# PROBLEM REQUIREMENTS
Which lines below hold the word "arrow"? Copy all of them.
DATA FOR THIS TASK section start
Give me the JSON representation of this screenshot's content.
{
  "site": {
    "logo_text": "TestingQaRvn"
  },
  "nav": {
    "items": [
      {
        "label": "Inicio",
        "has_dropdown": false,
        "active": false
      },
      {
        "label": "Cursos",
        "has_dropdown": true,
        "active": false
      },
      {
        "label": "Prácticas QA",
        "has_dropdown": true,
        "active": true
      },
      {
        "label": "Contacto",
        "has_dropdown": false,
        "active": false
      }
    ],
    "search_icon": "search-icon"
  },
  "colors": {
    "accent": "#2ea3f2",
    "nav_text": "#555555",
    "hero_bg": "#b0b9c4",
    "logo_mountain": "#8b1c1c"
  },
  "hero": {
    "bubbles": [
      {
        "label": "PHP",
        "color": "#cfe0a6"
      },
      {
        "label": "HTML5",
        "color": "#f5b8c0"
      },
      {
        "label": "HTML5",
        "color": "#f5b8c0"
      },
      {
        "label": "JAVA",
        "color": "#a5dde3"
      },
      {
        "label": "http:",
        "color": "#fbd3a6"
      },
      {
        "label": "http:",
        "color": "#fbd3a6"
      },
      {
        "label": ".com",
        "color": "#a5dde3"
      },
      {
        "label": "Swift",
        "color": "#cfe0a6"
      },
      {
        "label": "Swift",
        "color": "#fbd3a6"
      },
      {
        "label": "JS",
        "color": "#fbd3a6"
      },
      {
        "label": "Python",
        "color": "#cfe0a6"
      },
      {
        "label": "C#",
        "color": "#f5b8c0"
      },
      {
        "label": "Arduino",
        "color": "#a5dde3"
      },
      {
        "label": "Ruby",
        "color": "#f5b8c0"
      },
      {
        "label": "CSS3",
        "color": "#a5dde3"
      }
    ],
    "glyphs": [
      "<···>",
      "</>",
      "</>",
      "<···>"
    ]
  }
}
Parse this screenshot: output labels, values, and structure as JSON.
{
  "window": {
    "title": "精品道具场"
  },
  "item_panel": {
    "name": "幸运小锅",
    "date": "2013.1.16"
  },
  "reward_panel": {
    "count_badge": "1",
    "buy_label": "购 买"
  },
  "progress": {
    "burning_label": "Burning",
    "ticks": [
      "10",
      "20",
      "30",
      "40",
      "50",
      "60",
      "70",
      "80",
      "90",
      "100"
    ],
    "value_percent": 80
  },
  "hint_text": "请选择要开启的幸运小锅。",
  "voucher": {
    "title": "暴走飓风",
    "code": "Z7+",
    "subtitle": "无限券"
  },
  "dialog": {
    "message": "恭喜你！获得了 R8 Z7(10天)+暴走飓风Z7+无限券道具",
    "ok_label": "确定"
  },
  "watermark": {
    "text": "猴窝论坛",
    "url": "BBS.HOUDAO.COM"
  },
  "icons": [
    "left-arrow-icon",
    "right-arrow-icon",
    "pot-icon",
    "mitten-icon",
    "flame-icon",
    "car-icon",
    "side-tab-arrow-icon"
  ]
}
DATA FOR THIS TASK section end
# WRITTEN RESPONSE
    "left-arrow-icon",
    "right-arrow-icon",
    "side-tab-arrow-icon"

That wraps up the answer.